Raymond brings up an update on the monorail collision in Seattle.

I started adding a comment to his post, but why bore a few people who read his comments when I could bore more people if I wrote my own post...

As many Seattleites know, the monorail was built for the 1962 worlds fair, with a vision of of the future, including advanced transportation. At that time, the one-mile (ish) monorail was one of the attractions of the fair (the other being the space needle with it's revolving restaurant, renowned for it's view (and *nothing else*...)). It may also have served to bring people to the fair site (now Seattle Center) from the downtown hotels, assuming there were downtown hotels in 1962.

Visitors loved the monorail, and locals were so smitten that the Seattle metropolitan area was soon home to an elegant elevated monorail system that whisked people from conveniently located centers to wherever they wanted to go in minutes.

That's sort of a Seattle joke. Seattle has this civic inability to actually start building any rational project. We instead worry and study (to the tune of millions of $$$) whether we can afford it and whether it's the right thing to do. Paul Allen fronted (anonymously) a project named "The Commons", which would have created a fabulous park at the south end of lake union (Seattle really doesn't have any big city parks), and he put in $20 million of his own money (in return for matching city money). Seattle voters wouldn't go for it. More recently, Seattle voters approved a new monorail, which was very nice and beautiful but got cancelled because it would a) cost more than the estimates and b) be insufficiently aesthetically pleasing.

As an aside, I did notice elevated platforms for the Sound Transit line that will run up to SeaTac recently, so at least somebody is making progress, but note that it's not *Seattle*.

So, the original monorail was largely a tourist attraction but not really useful in any way, leading a local folk group to write song entitled, "Monorail - train to nowhere".

Then, in the late 1980s, the Central Association came up with a plan to redevelop a block downtown as "Westlake Center", and proposed that the monorail be extended to end inside the shopping center.

Which made a lot of sense, but the geometry of the situation meant that the practical way of doing it required placings tracks closer together, setting the stage for the 2005 collision.

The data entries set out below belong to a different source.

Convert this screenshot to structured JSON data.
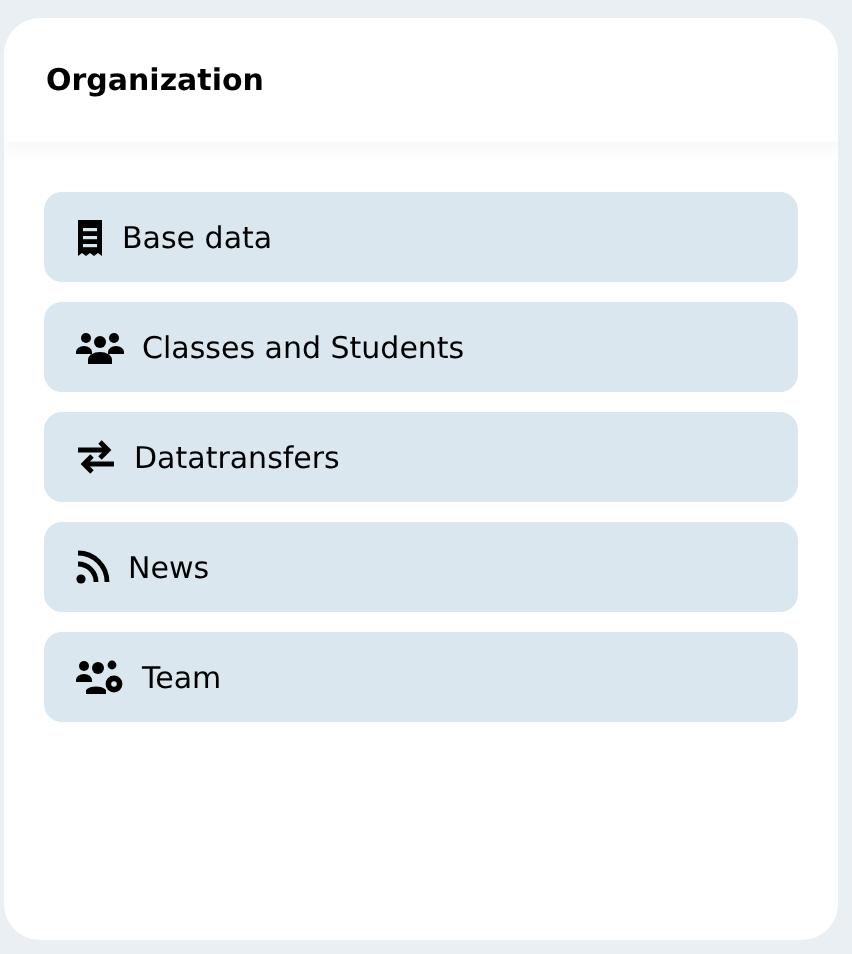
{
  "panel": {
    "title": "Organization"
  },
  "menu": [
    {
      "kind": "receipt",
      "label": "Base data"
    },
    {
      "kind": "users",
      "label": "Classes and Students"
    },
    {
      "kind": "transfer",
      "label": "Datatransfers"
    },
    {
      "kind": "rss",
      "label": "News"
    },
    {
      "kind": "team",
      "label": "Team"
    }
  ]
}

Repairing the monorail afterwards required new doors to be custom made, and in an interesting bit of civic assistance, they were built by the props department of the Seattle Opera.